Data for analysis:
--- START ---

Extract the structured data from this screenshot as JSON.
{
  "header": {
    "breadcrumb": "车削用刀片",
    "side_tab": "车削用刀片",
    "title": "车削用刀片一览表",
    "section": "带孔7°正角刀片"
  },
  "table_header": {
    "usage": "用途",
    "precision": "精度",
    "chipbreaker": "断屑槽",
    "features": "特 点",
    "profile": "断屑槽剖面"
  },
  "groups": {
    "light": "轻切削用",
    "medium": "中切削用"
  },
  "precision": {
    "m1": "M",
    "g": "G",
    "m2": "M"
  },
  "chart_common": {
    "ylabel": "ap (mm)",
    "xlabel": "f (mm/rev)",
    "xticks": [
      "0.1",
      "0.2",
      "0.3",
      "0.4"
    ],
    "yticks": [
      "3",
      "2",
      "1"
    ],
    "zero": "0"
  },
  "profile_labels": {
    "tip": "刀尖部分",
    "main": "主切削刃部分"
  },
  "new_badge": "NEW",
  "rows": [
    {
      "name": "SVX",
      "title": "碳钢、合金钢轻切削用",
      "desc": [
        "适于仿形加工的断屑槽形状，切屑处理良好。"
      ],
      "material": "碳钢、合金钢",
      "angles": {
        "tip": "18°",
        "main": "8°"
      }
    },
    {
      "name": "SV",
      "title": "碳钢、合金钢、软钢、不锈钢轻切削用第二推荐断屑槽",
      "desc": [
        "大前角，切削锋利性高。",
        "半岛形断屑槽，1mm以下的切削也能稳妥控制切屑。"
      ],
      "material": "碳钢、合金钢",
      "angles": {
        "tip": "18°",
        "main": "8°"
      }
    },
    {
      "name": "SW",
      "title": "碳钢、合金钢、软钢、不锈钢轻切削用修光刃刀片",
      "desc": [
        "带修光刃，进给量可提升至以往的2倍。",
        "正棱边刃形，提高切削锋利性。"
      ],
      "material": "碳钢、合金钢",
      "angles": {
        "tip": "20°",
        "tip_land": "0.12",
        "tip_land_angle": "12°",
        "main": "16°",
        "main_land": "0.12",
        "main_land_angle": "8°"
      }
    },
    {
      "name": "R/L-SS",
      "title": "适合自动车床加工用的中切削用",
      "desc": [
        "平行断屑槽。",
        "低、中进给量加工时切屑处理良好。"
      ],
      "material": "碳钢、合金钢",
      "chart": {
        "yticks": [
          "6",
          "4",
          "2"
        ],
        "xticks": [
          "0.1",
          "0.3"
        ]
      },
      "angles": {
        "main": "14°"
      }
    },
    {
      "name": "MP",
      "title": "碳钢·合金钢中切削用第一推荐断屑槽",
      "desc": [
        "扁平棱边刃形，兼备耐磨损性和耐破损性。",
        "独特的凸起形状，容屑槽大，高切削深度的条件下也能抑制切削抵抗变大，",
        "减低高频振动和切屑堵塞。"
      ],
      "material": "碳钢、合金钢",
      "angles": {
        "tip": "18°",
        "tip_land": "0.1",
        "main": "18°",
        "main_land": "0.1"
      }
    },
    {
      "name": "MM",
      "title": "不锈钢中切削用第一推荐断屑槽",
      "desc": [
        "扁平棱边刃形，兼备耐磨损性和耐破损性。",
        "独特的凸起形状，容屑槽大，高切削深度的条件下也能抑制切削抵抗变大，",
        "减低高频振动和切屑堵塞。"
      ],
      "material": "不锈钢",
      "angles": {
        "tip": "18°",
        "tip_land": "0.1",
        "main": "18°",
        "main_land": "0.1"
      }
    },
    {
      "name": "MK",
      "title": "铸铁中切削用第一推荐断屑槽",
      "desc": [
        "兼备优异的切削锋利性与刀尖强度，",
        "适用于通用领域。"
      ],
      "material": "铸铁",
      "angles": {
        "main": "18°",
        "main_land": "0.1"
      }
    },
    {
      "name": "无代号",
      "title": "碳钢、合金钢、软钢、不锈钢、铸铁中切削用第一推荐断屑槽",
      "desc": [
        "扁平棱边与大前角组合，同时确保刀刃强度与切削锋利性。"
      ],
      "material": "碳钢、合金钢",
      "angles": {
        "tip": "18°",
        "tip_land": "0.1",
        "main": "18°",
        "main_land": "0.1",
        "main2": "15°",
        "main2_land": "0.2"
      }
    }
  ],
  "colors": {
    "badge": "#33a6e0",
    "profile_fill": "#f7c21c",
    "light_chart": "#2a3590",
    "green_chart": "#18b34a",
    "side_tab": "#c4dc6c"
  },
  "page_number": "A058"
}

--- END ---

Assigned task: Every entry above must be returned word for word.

Your solution:
Extract the structured data from this screenshot as JSON.
{
  "header": {
    "breadcrumb": "车削用刀片",
    "side_tab": "车削用刀片",
    "title": "车削用刀片一览表",
    "section": "带孔7°正角刀片"
  },
  "table_header": {
    "usage": "用途",
    "precision": "精度",
    "chipbreaker": "断屑槽",
    "features": "特 点",
    "profile": "断屑槽剖面"
  },
  "groups": {
    "light": "轻切削用",
    "medium": "中切削用"
  },
  "precision": {
    "m1": "M",
    "g": "G",
    "m2": "M"
  },
  "chart_common": {
    "ylabel": "ap (mm)",
    "xlabel": "f (mm/rev)",
    "xticks": [
      "0.1",
      "0.2",
      "0.3",
      "0.4"
    ],
    "yticks": [
      "3",
      "2",
      "1"
    ],
    "zero": "0"
  },
  "profile_labels": {
    "tip": "刀尖部分",
    "main": "主切削刃部分"
  },
  "new_badge": "NEW",
  "rows": [
    {
      "name": "SVX",
      "title": "碳钢、合金钢轻切削用",
      "desc": [
        "适于仿形加工的断屑槽形状，切屑处理良好。"
      ],
      "material": "碳钢、合金钢",
      "angles": {
        "tip": "18°",
        "main": "8°"
      }
    },
    {
      "name": "SV",
      "title": "碳钢、合金钢、软钢、不锈钢轻切削用第二推荐断屑槽",
      "desc": [
        "大前角，切削锋利性高。",
        "半岛形断屑槽，1mm以下的切削也能稳妥控制切屑。"
      ],
      "material": "碳钢、合金钢",
      "angles": {
        "tip": "18°",
        "main": "8°"
      }
    },
    {
      "name": "SW",
      "title": "碳钢、合金钢、软钢、不锈钢轻切削用修光刃刀片",
      "desc": [
        "带修光刃，进给量可提升至以往的2倍。",
        "正棱边刃形，提高切削锋利性。"
      ],
      "material": "碳钢、合金钢",
      "angles": {
        "tip": "20°",
        "tip_land": "0.12",
        "tip_land_angle": "12°",
        "main": "16°",
        "main_land": "0.12",
        "main_land_angle": "8°"
      }
    },
    {
      "name": "R/L-SS",
      "title": "适合自动车床加工用的中切削用",
      "desc": [
        "平行断屑槽。",
        "低、中进给量加工时切屑处理良好。"
      ],
      "material": "碳钢、合金钢",
      "chart": {
        "yticks": [
          "6",
          "4",
          "2"
        ],
        "xticks": [
          "0.1",
          "0.3"
        ]
      },
      "angles": {
        "main": "14°"
      }
    },
    {
      "name": "MP",
      "title": "碳钢·合金钢中切削用第一推荐断屑槽",
      "desc": [
        "扁平棱边刃形，兼备耐磨损性和耐破损性。",
        "独特的凸起形状，容屑槽大，高切削深度的条件下也能抑制切削抵抗变大，",
        "减低高频振动和切屑堵塞。"
      ],
      "material": "碳钢、合金钢",
      "angles": {
        "tip": "18°",
        "tip_land": "0.1",
        "main": "18°",
        "main_land": "0.1"
      }
    },
    {
      "name": "MM",
      "title": "不锈钢中切削用第一推荐断屑槽",
      "desc": [
        "扁平棱边刃形，兼备耐磨损性和耐破损性。",
        "独特的凸起形状，容屑槽大，高切削深度的条件下也能抑制切削抵抗变大，",
        "减低高频振动和切屑堵塞。"
      ],
      "material": "不锈钢",
      "angles": {
        "tip": "18°",
        "tip_land": "0.1",
        "main": "18°",
        "main_land": "0.1"
      }
    },
    {
      "name": "MK",
      "title": "铸铁中切削用第一推荐断屑槽",
      "desc": [
        "兼备优异的切削锋利性与刀尖强度，",
        "适用于通用领域。"
      ],
      "material": "铸铁",
      "angles": {
        "main": "18°",
        "main_land": "0.1"
      }
    },
    {
      "name": "无代号",
      "title": "碳钢、合金钢、软钢、不锈钢、铸铁中切削用第一推荐断屑槽",
      "desc": [
        "扁平棱边与大前角组合，同时确保刀刃强度与切削锋利性。"
      ],
      "material": "碳钢、合金钢",
      "angles": {
        "tip": "18°",
        "tip_land": "0.1",
        "main": "18°",
        "main_land": "0.1",
        "main2": "15°",
        "main2_land": "0.2"
      }
    }
  ],
  "colors": {
    "badge": "#33a6e0",
    "profile_fill": "#f7c21c",
    "light_chart": "#2a3590",
    "green_chart": "#18b34a",
    "side_tab": "#c4dc6c"
  },
  "page_number": "A058"
}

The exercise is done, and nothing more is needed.